Rugs from Oaxaca hang from trees near the tianguis' entrance. Wonderful rugs are woven all over Mexico, but those from Oaxaca State are particularly prized. Typically, these rugs are strung up from handy branches along the Carretera near the Calle Revolution entrance to the tianguis. The Indians of Oaxaca are known as Zapotecs and had a high level of culture at the time of the Spanish Conquest. In fact, Zapotecs were weaving cotton textiles as far back as 500 BC. After the Conquest, Franciscan Friars introduced Merino sheep, which have long-fibred coats ideal for weaving. The Zapotecs rapidly adapted to this new resource and their colorful rugs are found everywhere. Carole and I got lucky and found a beautiful 8 foot x 4 foot rug at a garage sale for only $10.00 USD. Those pictured would sell for much more than that, and would be well worth it.

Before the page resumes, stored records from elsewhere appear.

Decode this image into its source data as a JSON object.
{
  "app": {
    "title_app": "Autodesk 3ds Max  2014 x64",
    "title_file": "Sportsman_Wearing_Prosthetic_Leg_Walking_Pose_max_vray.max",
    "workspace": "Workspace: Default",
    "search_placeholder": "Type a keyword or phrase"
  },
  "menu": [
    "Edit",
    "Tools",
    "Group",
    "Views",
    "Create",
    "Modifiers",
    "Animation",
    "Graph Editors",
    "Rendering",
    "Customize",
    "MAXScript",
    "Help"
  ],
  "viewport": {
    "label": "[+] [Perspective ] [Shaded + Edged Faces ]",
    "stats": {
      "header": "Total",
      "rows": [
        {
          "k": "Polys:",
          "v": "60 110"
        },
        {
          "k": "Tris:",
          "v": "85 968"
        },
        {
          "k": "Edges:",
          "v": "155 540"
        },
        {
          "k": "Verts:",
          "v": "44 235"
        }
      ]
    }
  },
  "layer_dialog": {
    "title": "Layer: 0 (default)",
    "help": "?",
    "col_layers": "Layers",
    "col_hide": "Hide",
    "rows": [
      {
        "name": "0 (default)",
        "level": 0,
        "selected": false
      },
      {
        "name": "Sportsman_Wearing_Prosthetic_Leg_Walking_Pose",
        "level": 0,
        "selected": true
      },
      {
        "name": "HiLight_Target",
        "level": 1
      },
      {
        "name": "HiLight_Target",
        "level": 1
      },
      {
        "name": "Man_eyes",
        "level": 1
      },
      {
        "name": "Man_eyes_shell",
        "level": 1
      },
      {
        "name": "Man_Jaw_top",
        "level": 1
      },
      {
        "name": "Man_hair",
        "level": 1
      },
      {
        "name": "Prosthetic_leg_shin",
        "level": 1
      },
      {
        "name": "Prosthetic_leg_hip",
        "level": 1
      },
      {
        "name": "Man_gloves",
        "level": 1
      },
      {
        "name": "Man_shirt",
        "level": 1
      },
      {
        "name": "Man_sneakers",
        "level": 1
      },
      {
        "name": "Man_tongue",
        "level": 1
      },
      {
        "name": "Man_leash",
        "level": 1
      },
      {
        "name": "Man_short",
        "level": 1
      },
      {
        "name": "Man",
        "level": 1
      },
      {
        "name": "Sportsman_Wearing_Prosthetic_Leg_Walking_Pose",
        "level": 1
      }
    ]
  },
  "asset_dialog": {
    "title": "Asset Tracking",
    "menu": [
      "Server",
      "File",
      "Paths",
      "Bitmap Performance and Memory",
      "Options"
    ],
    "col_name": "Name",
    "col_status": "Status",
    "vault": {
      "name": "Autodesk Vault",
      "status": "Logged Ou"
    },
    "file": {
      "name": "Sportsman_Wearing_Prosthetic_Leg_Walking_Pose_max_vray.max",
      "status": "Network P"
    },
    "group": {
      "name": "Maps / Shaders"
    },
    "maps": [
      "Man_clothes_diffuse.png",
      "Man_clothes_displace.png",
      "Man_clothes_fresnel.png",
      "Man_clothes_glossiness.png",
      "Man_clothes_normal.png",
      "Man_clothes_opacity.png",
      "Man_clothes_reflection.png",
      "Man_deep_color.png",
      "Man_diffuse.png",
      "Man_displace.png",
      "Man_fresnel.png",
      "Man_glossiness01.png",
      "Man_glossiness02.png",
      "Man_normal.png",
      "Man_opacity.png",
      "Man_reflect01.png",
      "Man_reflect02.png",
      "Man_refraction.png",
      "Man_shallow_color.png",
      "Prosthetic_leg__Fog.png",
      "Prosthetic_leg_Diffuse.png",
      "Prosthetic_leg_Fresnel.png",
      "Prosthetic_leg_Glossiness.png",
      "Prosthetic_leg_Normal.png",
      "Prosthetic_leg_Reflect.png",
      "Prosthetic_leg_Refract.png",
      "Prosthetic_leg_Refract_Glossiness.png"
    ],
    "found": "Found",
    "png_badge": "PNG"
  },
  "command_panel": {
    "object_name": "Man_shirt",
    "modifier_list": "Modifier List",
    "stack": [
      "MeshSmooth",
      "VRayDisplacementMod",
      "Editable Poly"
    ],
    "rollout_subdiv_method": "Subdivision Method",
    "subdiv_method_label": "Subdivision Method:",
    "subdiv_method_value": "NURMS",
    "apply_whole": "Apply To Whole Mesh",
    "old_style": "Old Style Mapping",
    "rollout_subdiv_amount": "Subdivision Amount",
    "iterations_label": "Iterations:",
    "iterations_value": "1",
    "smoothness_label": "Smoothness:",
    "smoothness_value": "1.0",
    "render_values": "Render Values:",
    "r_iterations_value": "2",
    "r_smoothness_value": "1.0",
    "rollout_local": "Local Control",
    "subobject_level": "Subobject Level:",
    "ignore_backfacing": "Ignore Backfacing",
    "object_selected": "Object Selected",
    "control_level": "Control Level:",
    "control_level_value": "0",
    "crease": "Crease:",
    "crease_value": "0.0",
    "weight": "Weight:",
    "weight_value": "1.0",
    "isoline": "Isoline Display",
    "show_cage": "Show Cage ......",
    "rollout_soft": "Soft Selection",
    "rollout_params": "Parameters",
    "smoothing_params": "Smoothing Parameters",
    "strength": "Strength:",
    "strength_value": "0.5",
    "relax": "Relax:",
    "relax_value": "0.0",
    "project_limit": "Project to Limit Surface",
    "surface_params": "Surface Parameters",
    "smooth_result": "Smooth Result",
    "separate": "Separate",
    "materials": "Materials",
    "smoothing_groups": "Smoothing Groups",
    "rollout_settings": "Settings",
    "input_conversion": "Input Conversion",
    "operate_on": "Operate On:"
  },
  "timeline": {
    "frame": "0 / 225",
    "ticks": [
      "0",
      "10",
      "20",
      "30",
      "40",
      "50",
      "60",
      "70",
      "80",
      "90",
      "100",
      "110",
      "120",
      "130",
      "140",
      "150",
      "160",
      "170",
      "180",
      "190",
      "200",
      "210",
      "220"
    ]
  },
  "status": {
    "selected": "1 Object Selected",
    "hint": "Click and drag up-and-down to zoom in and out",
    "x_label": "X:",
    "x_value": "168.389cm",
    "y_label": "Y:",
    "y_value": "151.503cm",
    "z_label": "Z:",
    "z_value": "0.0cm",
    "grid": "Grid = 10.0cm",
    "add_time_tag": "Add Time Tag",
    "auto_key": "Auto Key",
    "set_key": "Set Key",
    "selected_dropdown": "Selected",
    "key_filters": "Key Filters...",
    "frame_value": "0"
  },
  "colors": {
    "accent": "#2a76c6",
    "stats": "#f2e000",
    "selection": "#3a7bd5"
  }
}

Bottom line, the tianguis is just a lot of fun. A vegetable vendor above enjoys a laugh with a friend while waiting for a sale. Notice the old-fashioned scoop-style scales on either side of him. There are no regular electrical outlets available, but the old way works just fine. The vendors are always ready with a quip or a smile, particularly for those customers they recognize. Expats here often comment how much better the produce at the tianguis looks and tastes than that bought in a supermarket. Generally it comes from small plots and fields worked by the vendor, or a family member or friend and may have been harvested as recently as that morning.

This completes my posting on Ajijic's tianguis. It is definitely should be a "must-visit" for your relatives or friends from out of town, or for yourself if you have never been. And if you are visiting some other part of Mexico, ask around for the tianguis in your area. I guarantee you'll have a lot of fun.

Hasta luego! Jim

1 comment:

  1. Hi Jim,

    I have done some work with Dick Davis and have a couple of questions I wanted to ask you about security in Mexico. Can you send me an email? My address is


    Laura Rodriguez


If your comment involves a question, please leave your email address so I can answer you. Thanks, Jim